Open Water certifies you to go down to 18m
We went diving with a small dive shop in town. This meant it was just the two of us with our instructor, and he could pick the dive sites. We had to do some homework from the book, and set up our own gear (something we hadn't done since way back in Honduras).
When you dive deep, you use your air much more quickly, so generally have less dive time. But more importantly, you are in danger of nitrogen narcosis. This is like being drunk underwater. Slow reaction time, tunnel vision, and an occasional desire to offer your mouthpiece to passing fish because they're drowning. Our instructor says he hears voices. Unfortunately, I didn't feel much. Before we went down, he drew a 5x5 grid with the numbers 1-25 scattered randomly. We had to touch each of the numbers in order (harder than it sounds) while he timed us.

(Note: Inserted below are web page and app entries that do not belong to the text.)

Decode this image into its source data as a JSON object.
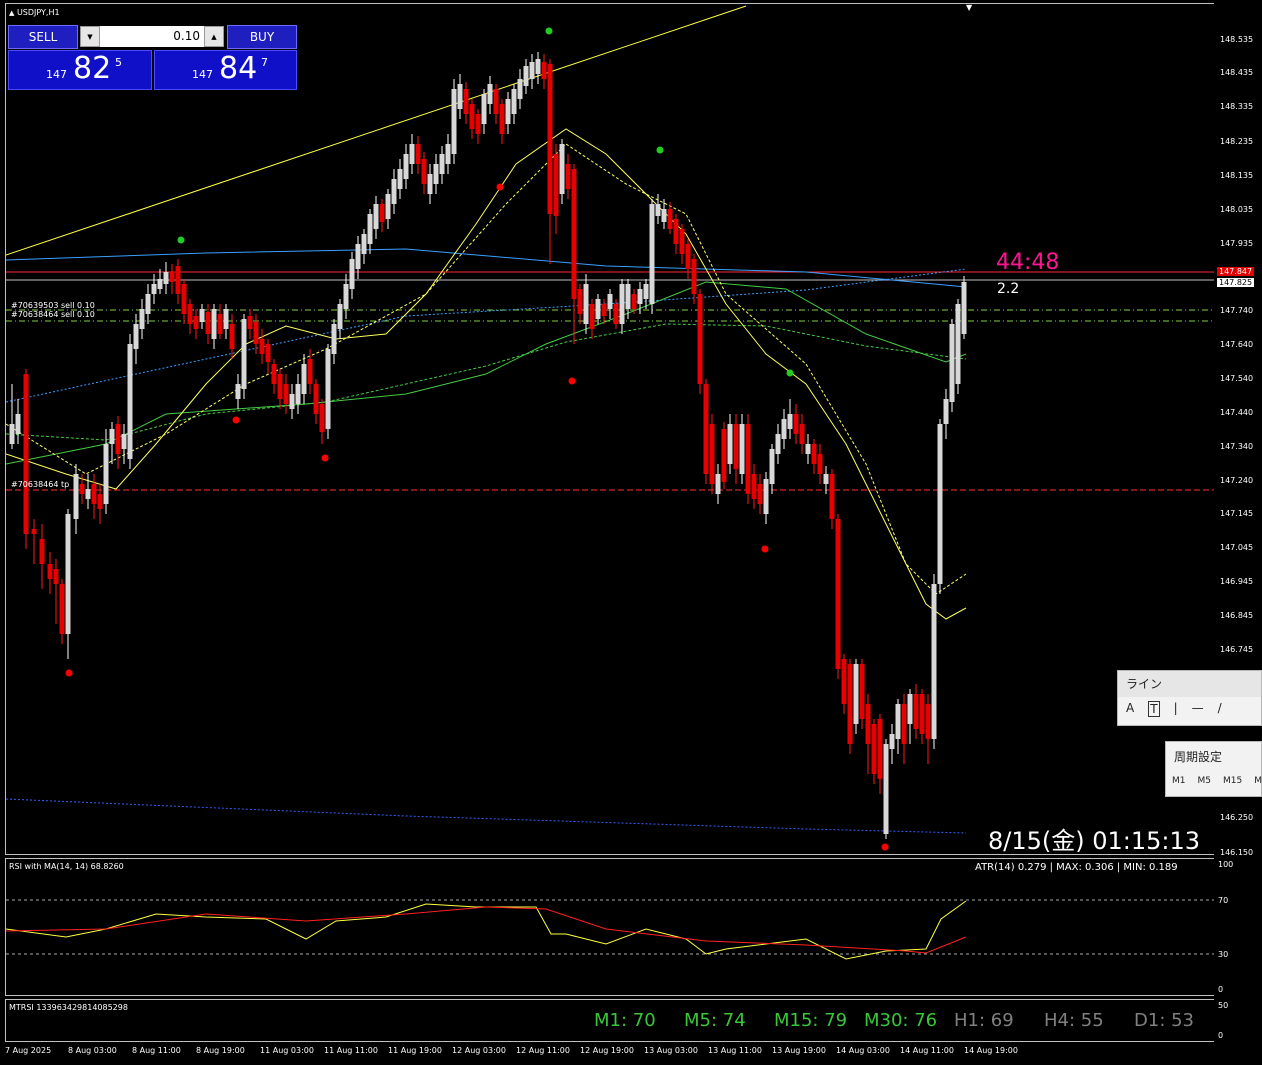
{
  "chart_title": "USDJPY,H1",
  "trade_panel": {
    "sell_label": "SELL",
    "buy_label": "BUY",
    "lot": "0.10",
    "sell_price_prefix": "147",
    "sell_price_big": "82",
    "sell_price_sup": "5",
    "buy_price_prefix": "147",
    "buy_price_big": "84",
    "buy_price_sup": "7"
  },
  "price_axis": [
    "148.535",
    "148.435",
    "148.335",
    "148.235",
    "148.135",
    "148.035",
    "147.935",
    "147.825",
    "147.740",
    "147.640",
    "147.540",
    "147.440",
    "147.340",
    "147.240",
    "147.145",
    "147.045",
    "146.945",
    "146.845",
    "146.745",
    "146.250",
    "146.150"
  ],
  "current_price_label": "147.825",
  "red_price_label": "147.847",
  "orders": {
    "sell1": "#70639503 sell 0.10",
    "sell2": "#70638464 sell 0.10",
    "tp": "#70638464 tp"
  },
  "countdown": "44:48",
  "spread": "2.2",
  "datetime": "8/15(金) 01:15:13",
  "rsi_panel": {
    "title": "RSI with MA(14, 14) 68.8260",
    "atr": "ATR(14) 0.279 | MAX: 0.306 | MIN: 0.189",
    "levels": [
      "100",
      "70",
      "30",
      "0"
    ]
  },
  "mtrsi_panel": {
    "title": "MTRSI 1339634298140852​98",
    "levels": [
      "50",
      "0"
    ],
    "items": [
      {
        "label": "M1: 70",
        "color": "#39c639"
      },
      {
        "label": "M5: 74",
        "color": "#39c639"
      },
      {
        "label": "M15: 79",
        "color": "#39c639"
      },
      {
        "label": "M30: 76",
        "color": "#39c639"
      },
      {
        "label": "H1: 69",
        "color": "#808080"
      },
      {
        "label": "H4: 55",
        "color": "#808080"
      },
      {
        "label": "D1: 53",
        "color": "#808080"
      }
    ]
  },
  "time_axis": [
    "7 Aug 2025",
    "8 Aug 03:00",
    "8 Aug 11:00",
    "8 Aug 19:00",
    "11 Aug 03:00",
    "11 Aug 11:00",
    "11 Aug 19:00",
    "12 Aug 03:00",
    "12 Aug 11:00",
    "12 Aug 19:00",
    "13 Aug 03:00",
    "13 Aug 11:00",
    "13 Aug 19:00",
    "14 Aug 03:00",
    "14 Aug 11:00",
    "14 Aug 19:00"
  ],
  "line_popup": {
    "title": "ライン",
    "tools": [
      "A",
      "T",
      "|",
      "—",
      "/"
    ]
  },
  "period_popup": {
    "title": "周期設定",
    "items": [
      "M1",
      "M5",
      "M15",
      "M"
    ]
  },
  "colors": {
    "bull": "#ffffff",
    "bear": "#ff0000",
    "countdown": "#ff1493",
    "ma_yellow": "#ffff66",
    "ma_green": "#44cc44",
    "ma_blue": "#3aa0ff",
    "rsi": "#ffff44",
    "rsi_ma": "#ff2020"
  }
}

When the water is really clear, its hard to tell whether you're at 10m or 30m. But the visibility was bad, meaning you really felt how far you were going down into the darkness
After all that lesson stuff was out of the way, we got down to the business of enjoying our dive. And some dive it was. This was my first wall dive, where we were diving along a sheer rock wall. It is an incredible feeling to look UP the wall and see fish swimming above you and the sunlight filtering down. I couldn't tell whether I was narced or just happy. But then we saw the sea turtle munching on coral. That was cool.
But not as cool as the leopard shark that come into view travelling the opposite direction. Leopard sharks aren't streamlined like black tips but kind of... melted like nurse sharks. Their back fin comes to a point almost like an eel, and they move with an undulating motion. As we hovered to watch it swim out of sight, another one came into view. This one was more curious, moving past us three times. On the third pass, the shark swished past within arm's reach. An amazing feeling.
We finished the dive with a swim through a cave
We took our surface interval in Maya Bay, watching a sea turtle come up for air occasionally. For our naturalist dive, we talked about the different kinds of fish and what we would see. Erin had a slate to draw on. Despite our naturalist intentions, we didn't see many impressive creatures on the second dive. Just a scorpionfish and a giant pufferfish. Still, it was a good dive.
Now we have to go back to the air-breathing half of the world.